**YOUR GOAL:**
Check every line below for the word "text" and copy the ones that have it.

**RECORDS:**
__________________________________________________
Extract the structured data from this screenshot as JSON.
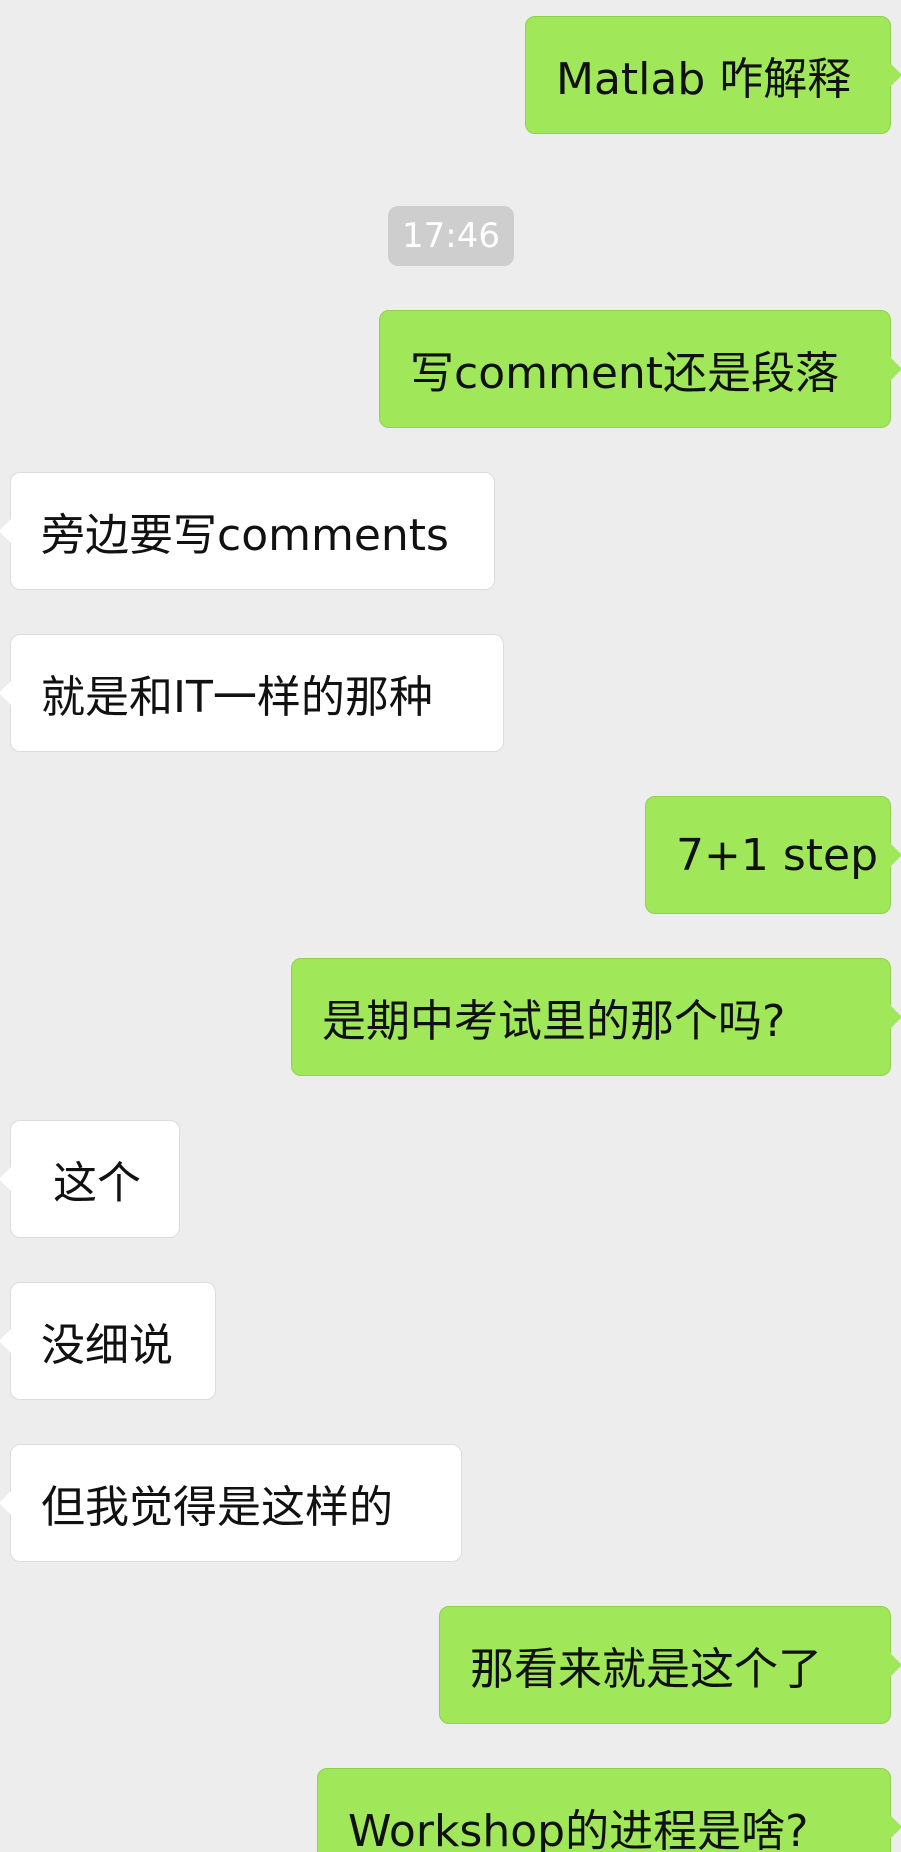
{
  "timestamp": "17:46",
  "messages": [
    {
      "side": "out",
      "text": "Matlab 咋解释"
    },
    {
      "side": "out",
      "text": "写comment还是段落"
    },
    {
      "side": "in",
      "text": "旁边要写comments"
    },
    {
      "side": "in",
      "text": "就是和IT一样的那种"
    },
    {
      "side": "out",
      "text": "7+1 step"
    },
    {
      "side": "out",
      "text": "是期中考试里的那个吗?"
    },
    {
      "side": "in",
      "text": "这个"
    },
    {
      "side": "in",
      "text": "没细说"
    },
    {
      "side": "in",
      "text": "但我觉得是这样的"
    },
    {
      "side": "out",
      "text": "那看来就是这个了"
    },
    {
      "side": "out",
      "text": "Workshop的进程是啥?"
    }
  ]
}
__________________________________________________
**SOLUTION FOR THIS PROBLEM:**
      "text": "Matlab 咋解释"
      "text": "写comment还是段落"
      "text": "旁边要写comments"
      "text": "就是和IT一样的那种"
      "text": "7+1 step"
      "text": "是期中考试里的那个吗?"
      "text": "这个"
      "text": "没细说"
      "text": "但我觉得是这样的"
      "text": "那看来就是这个了"
      "text": "Workshop的进程是啥?"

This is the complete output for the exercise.